deflected upward while the left is deflected downward, lift
is increased on the left side and reduced on the right, resulting
in a bank to the right. However, as a result of producing lift
on the left, induced drag is also increased on the left side.
The drag causes the left wing to slow down, in turn causing
the nose of tile aircraft to initially move (left) in the direction
opposite of the turn. Correcting for this yaw with rudder, when
entering and exiting turns, is necessary for precise control of
the airplane when flying on instruments. The pilot can tell if
the turn is coordinated by checking the ball in the turn—and—
slip indicator or the turn coordinator. (Figure 2-15)

As the aircraft banks to enter a turn, a portion of the wing's
vertical lift becomes the horizontal component; therefore,
without an increase in back pressure, the aircraft loses altitude
during the turn. The loss of vertical lift can be offset by
increasing the pitch in one-half bar width increments. Trim
may be used to relieve the control pressures; however, if used,
it has to be removed once the turn is complete.

In a slipping turn, the aircraft is not turning at the rate
appropriate to the bank being used, and the aircraft falls to
the inside of the turn. The aircraft is banked too much for the
rate of turn, so the horizontal lift component is greater than
the centrifugal force. A skidding turn results from excess of
centrifugal force over the horizontal lift component, pulling
the aircraft toward the outside of the turn. The rate of turn
is too great for the angle of bank, so the horizontal lift
component is less than the centrifugal force,

The ball instrument indicates the quality of the turn, and
should be centered when the wings are banked, If the ball
is off of center on the side toward the turn, the aircraft is
slipping and rudder pressure should be added on that side to
increase the rate of turn or the bank angle should be reduced.
If the ball is off of center on the side away from the turn,
the aircraft is skidding and rudder pressure toward the turn
should he relaxed or the bank angle should be increased,
If the aircraft is properly rigged, the ball should be in the
center when the wings arc level; use rudder and/or aileron
trim if available,

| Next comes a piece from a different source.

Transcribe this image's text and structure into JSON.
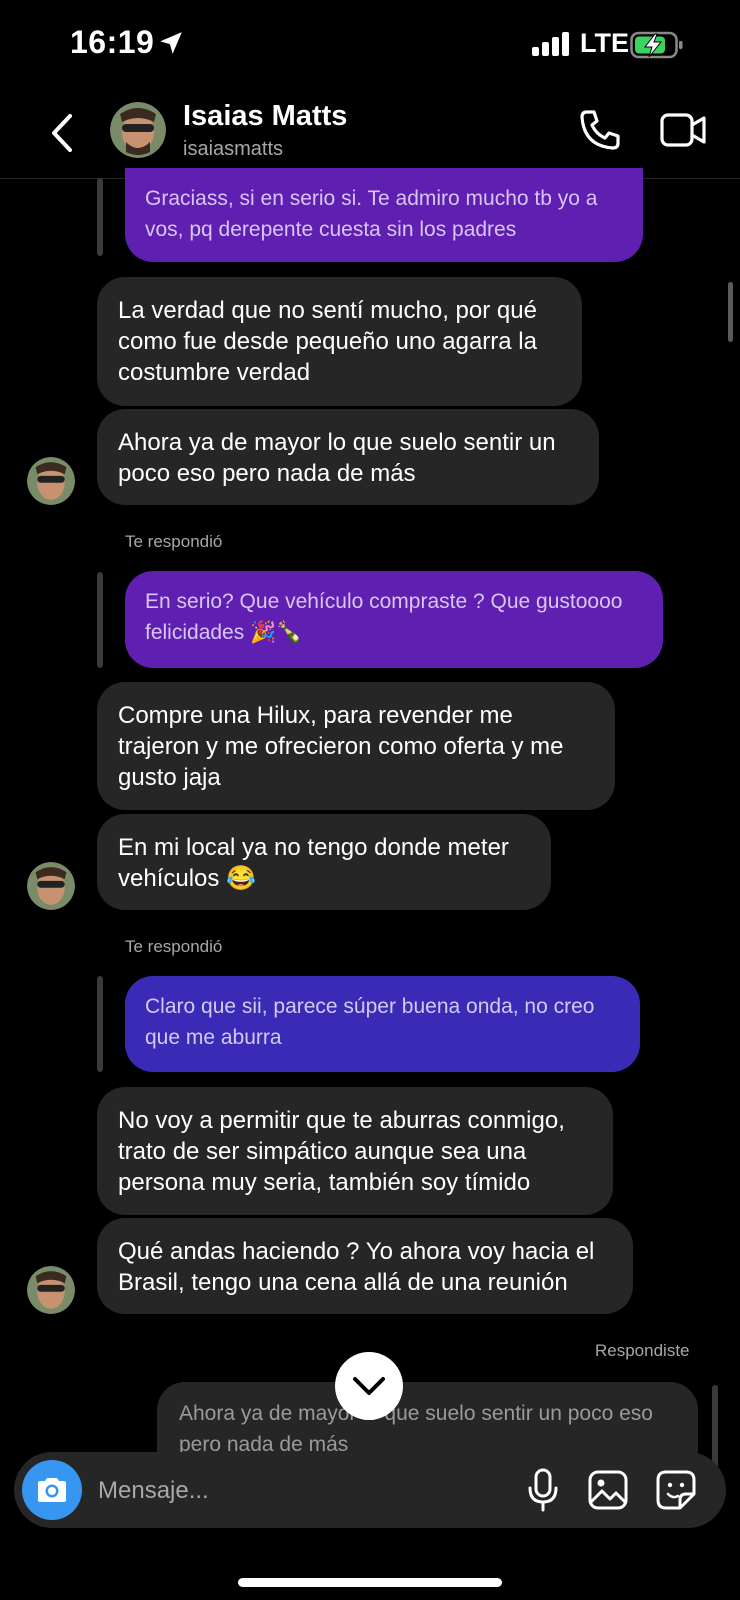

The increase in induced drag (caused by the increase in angle
of attack necessary to maintain altitude) results in a minor
loss of airspeed if the power setting is not changed.

Turns
Figure 2-14. Turns

 

2-11